● **PROBLEM TO SOLVE**: In the records below, find every line that contains "value" and list it.

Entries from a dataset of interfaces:
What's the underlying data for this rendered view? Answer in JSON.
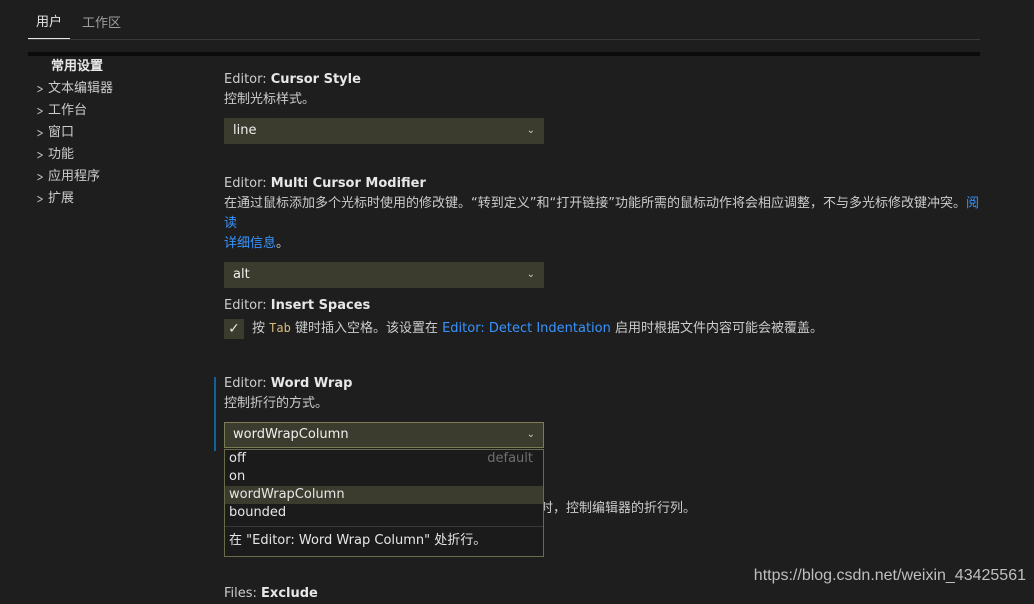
{
  "tabs": [
    {
      "label": "用户",
      "active": true
    },
    {
      "label": "工作区",
      "active": false
    }
  ],
  "sidebar": {
    "items": [
      {
        "label": "常用设置"
      },
      {
        "label": "文本编辑器"
      },
      {
        "label": "工作台"
      },
      {
        "label": "窗口"
      },
      {
        "label": "功能"
      },
      {
        "label": "应用程序"
      },
      {
        "label": "扩展"
      }
    ]
  },
  "settings": {
    "cursor_style": {
      "category": "Editor: ",
      "name": "Cursor Style",
      "description": "控制光标样式。",
      "value": "line"
    },
    "multi_cursor": {
      "category": "Editor: ",
      "name": "Multi Cursor Modifier",
      "description_line1": "在通过鼠标添加多个光标时使用的修改键。“转到定义”和“打开链接”功能所需的鼠标动作将会相应调整，不与多光标修改键冲突。",
      "link_part1": "阅读",
      "link_part2": "详细信息",
      "description_end": "。",
      "value": "alt"
    },
    "insert_spaces": {
      "category": "Editor: ",
      "name": "Insert Spaces",
      "checked": true,
      "desc_prefix": "按 ",
      "desc_code": "Tab",
      "desc_middle": " 键时插入空格。该设置在 ",
      "desc_link": "Editor: Detect Indentation",
      "desc_suffix": " 启用时根据文件内容可能会被覆盖。"
    },
    "word_wrap": {
      "category": "Editor: ",
      "name": "Word Wrap",
      "description": "控制折行的方式。",
      "value": "wordWrapColumn",
      "options": [
        {
          "label": "off",
          "hint": "default"
        },
        {
          "label": "on",
          "hint": ""
        },
        {
          "label": "wordWrapColumn",
          "hint": ""
        },
        {
          "label": "bounded",
          "hint": ""
        }
      ],
      "selected_index": 2,
      "option_description": "在 \"Editor: Word Wrap Column\" 处折行。"
    },
    "word_wrap_column_partial": "时，控制编辑器的折行列。",
    "files_exclude": {
      "category": "Files: ",
      "name": "Exclude"
    }
  },
  "icons": {
    "chevron_right": "›",
    "chevron_down": "⌄",
    "check": "✓"
  },
  "watermark": "https://blog.csdn.net/weixin_43425561"
}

● **RESULT FOR THIS EXERCISE**:
      "value": "line"
      "value": "alt"
      "value": "wordWrapColumn",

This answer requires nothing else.